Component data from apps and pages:
..............................
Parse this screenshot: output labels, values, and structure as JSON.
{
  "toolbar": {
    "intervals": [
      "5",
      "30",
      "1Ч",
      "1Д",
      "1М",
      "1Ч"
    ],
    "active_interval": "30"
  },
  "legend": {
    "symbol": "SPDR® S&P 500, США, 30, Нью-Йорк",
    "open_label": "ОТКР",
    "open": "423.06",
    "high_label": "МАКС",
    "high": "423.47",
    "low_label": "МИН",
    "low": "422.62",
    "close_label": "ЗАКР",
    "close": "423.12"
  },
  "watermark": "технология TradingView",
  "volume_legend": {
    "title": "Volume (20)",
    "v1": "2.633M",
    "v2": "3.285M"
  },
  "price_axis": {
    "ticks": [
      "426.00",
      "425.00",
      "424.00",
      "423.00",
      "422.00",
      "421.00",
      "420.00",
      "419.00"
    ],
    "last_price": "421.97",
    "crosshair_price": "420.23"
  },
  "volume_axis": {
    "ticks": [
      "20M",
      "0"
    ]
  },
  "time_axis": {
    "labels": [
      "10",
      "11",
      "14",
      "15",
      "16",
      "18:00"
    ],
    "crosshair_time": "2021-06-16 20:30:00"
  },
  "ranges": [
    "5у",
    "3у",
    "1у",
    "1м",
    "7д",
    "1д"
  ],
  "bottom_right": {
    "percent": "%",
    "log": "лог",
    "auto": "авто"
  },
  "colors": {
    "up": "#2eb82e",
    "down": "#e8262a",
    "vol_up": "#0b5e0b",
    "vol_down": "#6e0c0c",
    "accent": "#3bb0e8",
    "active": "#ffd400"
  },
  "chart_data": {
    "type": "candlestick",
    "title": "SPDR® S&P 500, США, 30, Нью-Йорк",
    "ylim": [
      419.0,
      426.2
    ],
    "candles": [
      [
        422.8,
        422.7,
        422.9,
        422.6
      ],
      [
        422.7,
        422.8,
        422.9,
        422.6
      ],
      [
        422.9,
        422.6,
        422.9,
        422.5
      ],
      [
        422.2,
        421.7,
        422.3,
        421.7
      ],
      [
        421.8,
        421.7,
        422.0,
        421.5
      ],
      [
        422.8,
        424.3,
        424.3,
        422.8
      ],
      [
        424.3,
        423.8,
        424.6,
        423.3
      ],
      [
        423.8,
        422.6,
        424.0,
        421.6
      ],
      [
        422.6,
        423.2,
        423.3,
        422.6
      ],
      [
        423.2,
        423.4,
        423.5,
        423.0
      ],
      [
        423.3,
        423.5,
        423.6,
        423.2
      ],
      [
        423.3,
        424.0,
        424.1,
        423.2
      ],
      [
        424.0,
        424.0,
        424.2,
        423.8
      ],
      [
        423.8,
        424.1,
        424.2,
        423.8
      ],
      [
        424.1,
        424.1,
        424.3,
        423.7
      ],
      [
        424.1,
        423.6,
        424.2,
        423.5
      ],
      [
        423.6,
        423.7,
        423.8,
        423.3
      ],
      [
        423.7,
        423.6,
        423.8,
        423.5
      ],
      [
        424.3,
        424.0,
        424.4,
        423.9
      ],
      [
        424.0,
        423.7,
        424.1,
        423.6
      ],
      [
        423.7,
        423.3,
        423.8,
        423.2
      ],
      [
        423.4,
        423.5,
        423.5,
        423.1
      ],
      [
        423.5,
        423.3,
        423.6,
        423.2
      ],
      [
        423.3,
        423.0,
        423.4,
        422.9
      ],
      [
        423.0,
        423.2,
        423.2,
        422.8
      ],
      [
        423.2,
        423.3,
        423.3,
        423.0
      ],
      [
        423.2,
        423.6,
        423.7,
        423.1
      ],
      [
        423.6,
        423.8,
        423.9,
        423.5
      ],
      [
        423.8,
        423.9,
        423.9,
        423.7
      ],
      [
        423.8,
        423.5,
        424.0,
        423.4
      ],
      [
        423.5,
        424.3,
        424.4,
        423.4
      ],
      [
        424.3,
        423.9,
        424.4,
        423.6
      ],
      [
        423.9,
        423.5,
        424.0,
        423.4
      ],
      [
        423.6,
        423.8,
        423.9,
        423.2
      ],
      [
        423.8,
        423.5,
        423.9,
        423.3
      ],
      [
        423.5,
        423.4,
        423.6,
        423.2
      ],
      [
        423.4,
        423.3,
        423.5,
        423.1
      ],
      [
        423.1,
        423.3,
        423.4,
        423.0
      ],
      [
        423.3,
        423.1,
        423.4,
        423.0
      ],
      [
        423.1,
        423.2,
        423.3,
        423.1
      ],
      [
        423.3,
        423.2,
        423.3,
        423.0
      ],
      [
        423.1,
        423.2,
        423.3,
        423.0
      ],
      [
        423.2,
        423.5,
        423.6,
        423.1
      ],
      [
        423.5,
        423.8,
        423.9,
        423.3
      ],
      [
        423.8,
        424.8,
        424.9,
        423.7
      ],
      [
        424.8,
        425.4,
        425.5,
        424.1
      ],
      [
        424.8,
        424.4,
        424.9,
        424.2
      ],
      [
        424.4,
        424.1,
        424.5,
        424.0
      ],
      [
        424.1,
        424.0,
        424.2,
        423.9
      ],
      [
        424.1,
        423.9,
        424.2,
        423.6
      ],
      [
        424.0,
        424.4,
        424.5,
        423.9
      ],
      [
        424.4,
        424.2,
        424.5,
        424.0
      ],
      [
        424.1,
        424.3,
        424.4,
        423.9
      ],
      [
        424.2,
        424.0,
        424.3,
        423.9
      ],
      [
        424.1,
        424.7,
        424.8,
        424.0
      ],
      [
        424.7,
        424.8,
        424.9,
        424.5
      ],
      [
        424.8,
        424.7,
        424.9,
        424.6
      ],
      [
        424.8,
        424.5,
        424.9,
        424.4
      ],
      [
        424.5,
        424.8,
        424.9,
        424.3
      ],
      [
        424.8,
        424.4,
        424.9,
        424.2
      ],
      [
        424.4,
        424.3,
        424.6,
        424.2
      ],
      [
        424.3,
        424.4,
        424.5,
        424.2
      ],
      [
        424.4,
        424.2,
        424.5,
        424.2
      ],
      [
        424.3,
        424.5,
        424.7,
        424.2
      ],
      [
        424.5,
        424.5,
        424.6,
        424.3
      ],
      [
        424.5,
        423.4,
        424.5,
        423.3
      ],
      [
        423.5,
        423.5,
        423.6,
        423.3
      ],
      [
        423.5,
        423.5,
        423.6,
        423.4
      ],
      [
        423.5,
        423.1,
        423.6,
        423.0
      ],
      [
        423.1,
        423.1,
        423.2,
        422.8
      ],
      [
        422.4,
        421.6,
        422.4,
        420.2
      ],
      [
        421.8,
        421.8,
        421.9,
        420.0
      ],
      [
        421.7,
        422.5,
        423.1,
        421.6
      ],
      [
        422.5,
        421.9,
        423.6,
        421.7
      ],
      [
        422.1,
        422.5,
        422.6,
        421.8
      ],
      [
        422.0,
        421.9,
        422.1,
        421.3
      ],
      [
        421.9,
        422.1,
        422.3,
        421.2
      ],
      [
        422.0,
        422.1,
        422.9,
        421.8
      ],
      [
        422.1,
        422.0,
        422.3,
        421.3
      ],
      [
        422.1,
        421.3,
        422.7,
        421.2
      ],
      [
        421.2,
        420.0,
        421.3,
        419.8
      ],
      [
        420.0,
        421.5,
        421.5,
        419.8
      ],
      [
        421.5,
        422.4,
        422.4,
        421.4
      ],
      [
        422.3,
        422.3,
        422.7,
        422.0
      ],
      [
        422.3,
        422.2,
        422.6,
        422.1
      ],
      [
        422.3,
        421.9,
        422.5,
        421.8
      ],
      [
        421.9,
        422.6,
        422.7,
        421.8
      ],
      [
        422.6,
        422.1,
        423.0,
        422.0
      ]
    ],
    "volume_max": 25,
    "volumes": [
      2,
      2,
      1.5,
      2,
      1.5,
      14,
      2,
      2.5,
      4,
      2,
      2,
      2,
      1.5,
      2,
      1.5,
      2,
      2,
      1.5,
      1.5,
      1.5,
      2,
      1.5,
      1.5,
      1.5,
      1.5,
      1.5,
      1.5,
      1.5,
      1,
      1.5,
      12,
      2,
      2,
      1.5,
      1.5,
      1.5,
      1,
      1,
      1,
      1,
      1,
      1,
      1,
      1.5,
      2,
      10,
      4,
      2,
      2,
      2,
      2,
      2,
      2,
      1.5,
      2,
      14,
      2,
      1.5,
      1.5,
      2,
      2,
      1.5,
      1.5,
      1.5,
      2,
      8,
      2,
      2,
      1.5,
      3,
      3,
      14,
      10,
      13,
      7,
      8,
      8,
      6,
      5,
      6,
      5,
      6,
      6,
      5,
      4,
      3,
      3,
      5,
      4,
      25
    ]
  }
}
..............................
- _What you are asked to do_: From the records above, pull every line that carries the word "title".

- _Problem solution_:
    "title": "Volume (20)",
    "title": "SPDR® S&P 500, США, 30, Нью-Йорк",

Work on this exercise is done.